## Work request
Please report how many lines of the listing hold the word "screenshot". Add nothing to the number.

## Given information

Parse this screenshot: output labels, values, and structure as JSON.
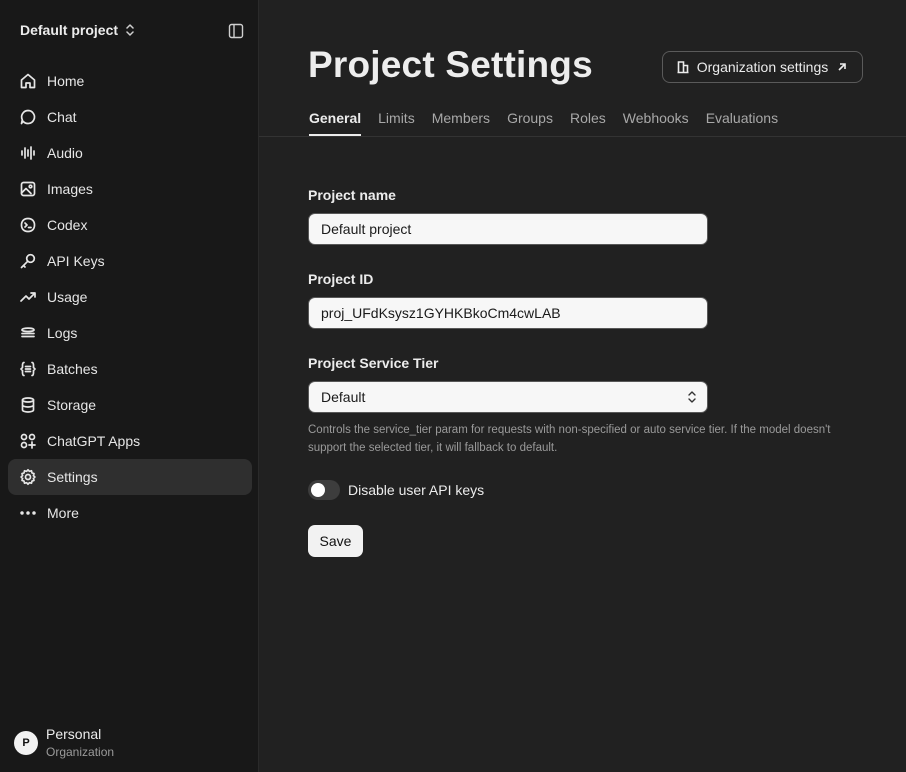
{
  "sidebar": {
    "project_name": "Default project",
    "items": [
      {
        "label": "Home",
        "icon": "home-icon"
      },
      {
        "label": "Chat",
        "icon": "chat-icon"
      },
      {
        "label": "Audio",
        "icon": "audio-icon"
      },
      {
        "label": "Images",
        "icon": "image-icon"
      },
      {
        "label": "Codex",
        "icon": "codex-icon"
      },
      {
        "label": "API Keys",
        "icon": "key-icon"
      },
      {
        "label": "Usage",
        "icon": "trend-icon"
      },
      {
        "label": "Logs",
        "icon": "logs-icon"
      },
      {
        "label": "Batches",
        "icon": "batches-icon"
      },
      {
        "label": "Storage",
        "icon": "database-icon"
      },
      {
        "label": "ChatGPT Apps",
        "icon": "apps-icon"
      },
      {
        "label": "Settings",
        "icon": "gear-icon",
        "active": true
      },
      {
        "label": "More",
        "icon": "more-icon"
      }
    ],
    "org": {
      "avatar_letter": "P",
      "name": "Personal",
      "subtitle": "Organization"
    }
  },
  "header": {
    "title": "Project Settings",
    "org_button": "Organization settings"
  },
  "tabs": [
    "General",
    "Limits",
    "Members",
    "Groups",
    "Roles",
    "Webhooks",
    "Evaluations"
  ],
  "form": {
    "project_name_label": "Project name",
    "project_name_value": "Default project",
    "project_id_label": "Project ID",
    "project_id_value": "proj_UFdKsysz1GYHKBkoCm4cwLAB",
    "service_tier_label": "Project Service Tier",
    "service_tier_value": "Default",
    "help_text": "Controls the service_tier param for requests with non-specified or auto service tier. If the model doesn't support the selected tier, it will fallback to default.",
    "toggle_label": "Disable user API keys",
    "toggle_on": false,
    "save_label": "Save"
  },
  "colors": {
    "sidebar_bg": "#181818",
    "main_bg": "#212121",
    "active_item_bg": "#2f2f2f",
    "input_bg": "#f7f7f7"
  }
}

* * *

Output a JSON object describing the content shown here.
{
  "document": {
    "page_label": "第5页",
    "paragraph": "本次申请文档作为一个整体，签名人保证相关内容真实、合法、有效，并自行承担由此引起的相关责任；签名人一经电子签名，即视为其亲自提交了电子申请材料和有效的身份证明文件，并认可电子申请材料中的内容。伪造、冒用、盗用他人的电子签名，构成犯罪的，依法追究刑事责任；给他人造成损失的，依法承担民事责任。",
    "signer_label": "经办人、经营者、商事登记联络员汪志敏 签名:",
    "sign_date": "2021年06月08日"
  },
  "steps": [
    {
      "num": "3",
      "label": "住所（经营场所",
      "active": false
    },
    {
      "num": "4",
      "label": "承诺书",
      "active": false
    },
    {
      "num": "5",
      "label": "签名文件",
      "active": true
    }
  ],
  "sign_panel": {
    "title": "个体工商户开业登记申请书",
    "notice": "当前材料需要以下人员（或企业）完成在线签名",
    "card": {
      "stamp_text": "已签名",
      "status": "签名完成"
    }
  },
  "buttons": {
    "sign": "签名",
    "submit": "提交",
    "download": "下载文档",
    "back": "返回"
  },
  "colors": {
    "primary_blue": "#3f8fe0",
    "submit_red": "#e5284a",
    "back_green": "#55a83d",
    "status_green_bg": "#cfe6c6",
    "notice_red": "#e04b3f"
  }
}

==

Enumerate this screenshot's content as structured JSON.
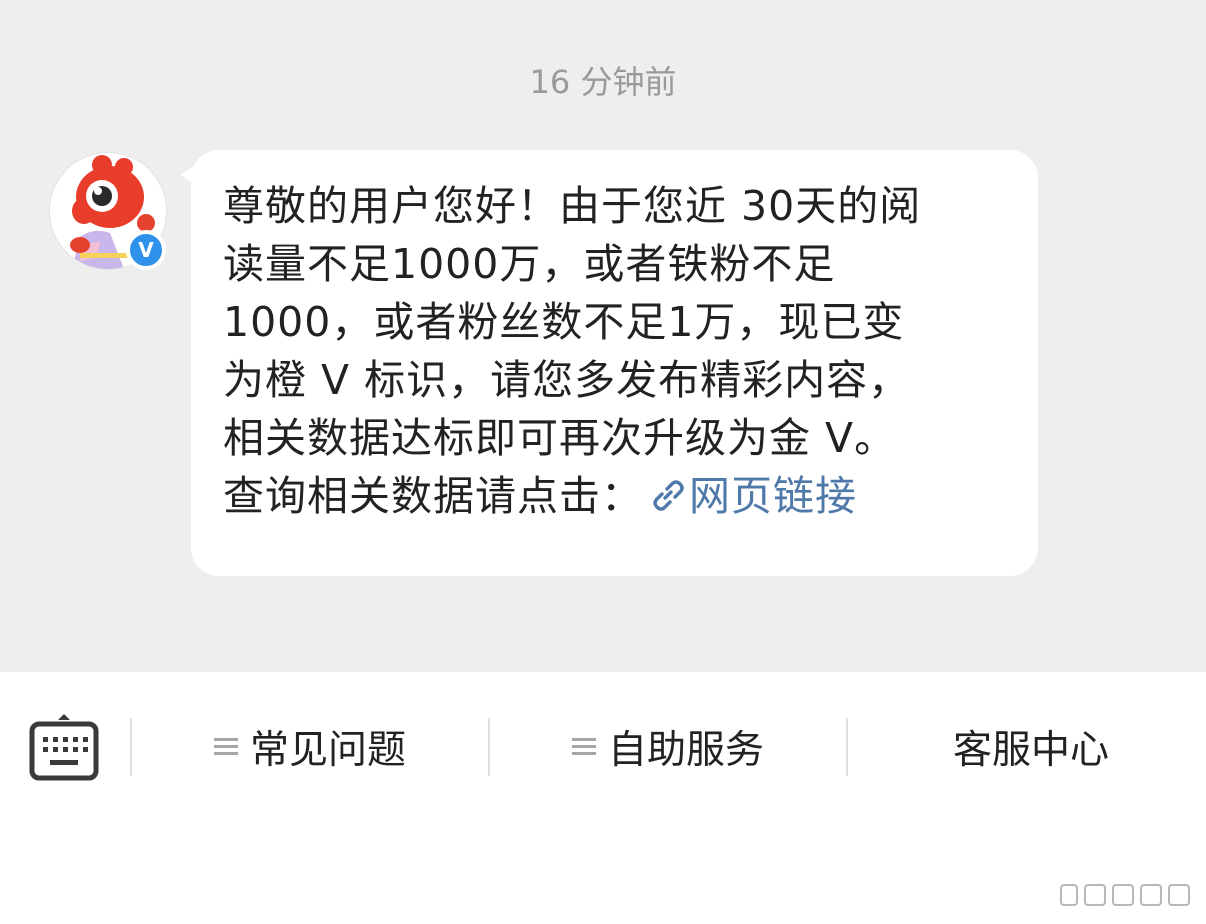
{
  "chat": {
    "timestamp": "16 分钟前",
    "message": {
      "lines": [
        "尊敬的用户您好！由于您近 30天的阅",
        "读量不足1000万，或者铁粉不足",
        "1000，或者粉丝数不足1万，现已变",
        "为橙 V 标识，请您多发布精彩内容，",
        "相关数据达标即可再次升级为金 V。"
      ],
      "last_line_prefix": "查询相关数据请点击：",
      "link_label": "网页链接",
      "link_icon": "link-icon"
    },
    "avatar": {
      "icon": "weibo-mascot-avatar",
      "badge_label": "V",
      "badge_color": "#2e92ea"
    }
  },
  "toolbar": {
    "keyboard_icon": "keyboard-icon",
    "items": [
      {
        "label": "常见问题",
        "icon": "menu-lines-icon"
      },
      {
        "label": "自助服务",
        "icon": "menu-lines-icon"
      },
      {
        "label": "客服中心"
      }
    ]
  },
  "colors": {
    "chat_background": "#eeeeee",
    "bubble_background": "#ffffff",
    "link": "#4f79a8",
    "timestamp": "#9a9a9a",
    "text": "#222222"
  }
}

## Reply
2